According to a new report published Monday by the Brookings Institute, poverty rates in American suburbs have significantly increased since 2000. The research coordinated by the Metropolitan Policy Program, a nonpartisan think-tank, found that the poor population in suburban populations have increased by as much as 64%.
While the study, made by computing U.S. Census Bureau data from 2000 and 2010, concluded that this trend was interestingly absent in general in South Florida, a few communities in Miami-Dade and Broward Counties have seen abnormal increases in poverty rates.
Aventura, in the northern part of Miami-Dade, saw an increase of 4,000 poor individuals, or 76% in a single decade. The southern Homestead saw a 76.4% increase. Other suburbs, including Sunny Isles Beach, Doral, and Cutler Bay also saw double-digit increases in poor inhabitants.
On the other hand, Unincorporated Miami-Dade, home to as many as 1.2 million people, saw virtually no increase in poverty rates. Neither did Hialeah and Miami Lakes. The City of Miami also saw no decrease, but kept a high poverty rate of 28.6% of the total population. This might be due to the rather mild effect of foreclosure on home values in Miami.
In total, the population earning less than $23,550 in the three-county area of South Florida went from 565,400 in 2000 to over 833,100. However, this change wasn’t enough to offset the class balance in the region and the poverty rate has remained virtually the same.
There are many reasons for the suburban poverty increase in general. The Great Recession, the foreclosure crisis bringing many suburban home values down, new public housing projects in suburbs, and immigration are among the different causes and Miami-Dade has critical shares of each. But the Brookings Institute has a policy proposal that is attacked to its research.
Elizabeth Kneebone and Alan Berube, co-authors of Confronting Suburban Poverty in America, point out that the finding requires a shift in federal welfare policy, which has been mainly dedicated to inner-city areas. For instance, they propose to “shift” $4 billion of the federal social assistance budget to suburbs.
And this is a great idea, if we’re trying to destroy the last good-looking communities of the country. Kneebone and Berube hastily propose the new spending in order to meet the new public transit demands, build more public housing in suburbs, and provide more education-related funds. Unfortunately, the authors failed to see behind the “throw money at the problem” fallacy.
It is true that public commute is very important to our communities. And it is also true that public transportation systems work terribly bad and leave out many suburban areas, especially in Miami-Dade County. But this does not mean federal funding is necessary. Despite the millions spent on the public transportation system in South Florida every year, buses and trains are old, filthy, criminal-rich, and have terrible scheduling, rude drivers, and bad routes.
Public housing is not any better. Since the beginning of the Great Society, housing projects have been synonym to crime and destruction. Walls often become canvasses, drugs are often traded in staircases, and it might be dangerous for people to stay up till late in some projects. Even when security cameras are installed, criminals still find ways, as in the Goulds, in Miami.
Is the Brookings Institute in favor of such scenarios?
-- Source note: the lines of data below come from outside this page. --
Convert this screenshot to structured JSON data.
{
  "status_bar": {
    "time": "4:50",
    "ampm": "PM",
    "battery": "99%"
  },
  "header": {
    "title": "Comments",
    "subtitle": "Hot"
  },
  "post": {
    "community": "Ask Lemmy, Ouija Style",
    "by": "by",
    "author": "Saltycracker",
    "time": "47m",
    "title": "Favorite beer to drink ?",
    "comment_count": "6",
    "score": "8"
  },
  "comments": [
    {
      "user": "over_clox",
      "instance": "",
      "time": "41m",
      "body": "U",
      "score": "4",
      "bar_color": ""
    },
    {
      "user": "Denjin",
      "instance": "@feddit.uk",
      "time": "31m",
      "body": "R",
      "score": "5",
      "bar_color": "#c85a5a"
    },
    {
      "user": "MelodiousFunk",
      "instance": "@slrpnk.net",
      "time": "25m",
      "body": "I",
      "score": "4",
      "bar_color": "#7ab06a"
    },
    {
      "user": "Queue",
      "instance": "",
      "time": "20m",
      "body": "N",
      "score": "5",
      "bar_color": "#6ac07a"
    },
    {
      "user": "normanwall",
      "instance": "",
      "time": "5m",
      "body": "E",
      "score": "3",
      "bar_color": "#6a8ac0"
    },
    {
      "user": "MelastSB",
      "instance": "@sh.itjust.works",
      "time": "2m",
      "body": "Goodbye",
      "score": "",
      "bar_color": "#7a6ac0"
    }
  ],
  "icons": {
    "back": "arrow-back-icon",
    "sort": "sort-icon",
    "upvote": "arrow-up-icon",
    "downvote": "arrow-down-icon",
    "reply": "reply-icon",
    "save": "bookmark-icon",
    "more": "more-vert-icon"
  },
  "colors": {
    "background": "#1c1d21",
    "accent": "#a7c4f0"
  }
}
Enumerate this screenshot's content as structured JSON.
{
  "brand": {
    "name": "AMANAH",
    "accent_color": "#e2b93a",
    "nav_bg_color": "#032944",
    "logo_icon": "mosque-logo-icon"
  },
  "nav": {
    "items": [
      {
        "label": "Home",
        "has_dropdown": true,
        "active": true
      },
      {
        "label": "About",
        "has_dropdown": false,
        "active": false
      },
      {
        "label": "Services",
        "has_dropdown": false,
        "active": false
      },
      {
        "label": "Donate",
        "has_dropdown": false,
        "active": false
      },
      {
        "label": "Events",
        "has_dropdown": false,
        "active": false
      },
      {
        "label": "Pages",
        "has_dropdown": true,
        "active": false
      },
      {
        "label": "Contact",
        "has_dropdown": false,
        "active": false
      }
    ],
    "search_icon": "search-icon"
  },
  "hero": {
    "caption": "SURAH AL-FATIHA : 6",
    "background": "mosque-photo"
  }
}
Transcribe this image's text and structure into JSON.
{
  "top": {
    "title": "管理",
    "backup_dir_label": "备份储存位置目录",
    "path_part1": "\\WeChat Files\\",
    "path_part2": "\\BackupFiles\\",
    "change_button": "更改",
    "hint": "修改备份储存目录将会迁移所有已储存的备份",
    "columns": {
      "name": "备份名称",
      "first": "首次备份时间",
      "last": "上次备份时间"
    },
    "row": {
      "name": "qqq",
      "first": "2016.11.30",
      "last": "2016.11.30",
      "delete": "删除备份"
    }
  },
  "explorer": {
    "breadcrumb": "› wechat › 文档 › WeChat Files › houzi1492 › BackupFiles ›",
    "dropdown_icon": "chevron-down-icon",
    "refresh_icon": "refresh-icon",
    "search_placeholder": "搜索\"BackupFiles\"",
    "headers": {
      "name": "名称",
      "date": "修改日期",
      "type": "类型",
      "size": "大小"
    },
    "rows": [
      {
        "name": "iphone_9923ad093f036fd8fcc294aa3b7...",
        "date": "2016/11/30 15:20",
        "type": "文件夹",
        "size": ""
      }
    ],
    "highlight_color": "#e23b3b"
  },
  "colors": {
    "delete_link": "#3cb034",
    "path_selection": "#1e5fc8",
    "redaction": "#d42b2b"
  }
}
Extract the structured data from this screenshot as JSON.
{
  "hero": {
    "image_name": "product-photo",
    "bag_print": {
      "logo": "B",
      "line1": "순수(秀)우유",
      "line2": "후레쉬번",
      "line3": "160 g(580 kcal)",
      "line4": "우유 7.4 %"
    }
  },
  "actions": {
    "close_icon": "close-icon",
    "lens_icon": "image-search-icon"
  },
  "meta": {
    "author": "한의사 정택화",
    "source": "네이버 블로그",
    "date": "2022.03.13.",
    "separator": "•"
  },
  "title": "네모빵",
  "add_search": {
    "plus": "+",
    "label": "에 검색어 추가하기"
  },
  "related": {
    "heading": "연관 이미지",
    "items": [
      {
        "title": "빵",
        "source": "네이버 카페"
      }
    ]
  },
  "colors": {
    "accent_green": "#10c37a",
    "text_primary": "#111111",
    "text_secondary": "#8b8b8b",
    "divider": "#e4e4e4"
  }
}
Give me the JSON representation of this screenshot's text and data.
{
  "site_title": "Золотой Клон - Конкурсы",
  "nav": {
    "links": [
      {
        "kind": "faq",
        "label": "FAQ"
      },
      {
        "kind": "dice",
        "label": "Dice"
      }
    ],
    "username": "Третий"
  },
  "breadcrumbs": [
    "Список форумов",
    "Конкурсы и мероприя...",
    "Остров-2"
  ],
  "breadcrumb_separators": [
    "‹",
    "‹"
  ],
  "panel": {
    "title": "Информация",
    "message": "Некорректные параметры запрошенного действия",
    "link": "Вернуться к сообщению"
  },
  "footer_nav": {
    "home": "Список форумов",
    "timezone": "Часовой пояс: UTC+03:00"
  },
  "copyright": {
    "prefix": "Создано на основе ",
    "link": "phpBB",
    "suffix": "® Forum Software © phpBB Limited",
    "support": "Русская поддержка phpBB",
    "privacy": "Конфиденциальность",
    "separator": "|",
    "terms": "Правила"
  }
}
Or does it believe that a little more money will solve all the problems with no unintended consequences? Maybe it is simply that it knows no other alternative.
But alternatives to federal dollars do exist, and they work much better than government solutions. Where bureaucrats and politicians try to draw up new routes for public buses and deal with costly unions, private common transportation systems could be appearing and competing efficiently and cheaply for an ever-evolving demand.
Where public housing offers crime and turn respectable neighborhoods into near slums, private housing keeps becoming innovative and booming. Having no rent control, no public housing, and an entire free market of land with no zoning and planning regulations made by corrupt municipalities can do more than all the government actions on housing combined.
So what should governments do when population trends move so radically? Nothing, besides getting out of the way. Markets will always adapt to local communities with almost no time. The only issues associated with poverty, such as low standards of living and crime, are only the result of small opportunities and political oppression, which are both coming form the government’s turf.
The rapid increase in suburban poverty might be either a negative or a positive aspect. It may signify either new opportunities for poor people to move to more affluent neighborhoods, or be a part of the worrying Great Recession trends. Whatever the case is, the last organization that should be involved is the government.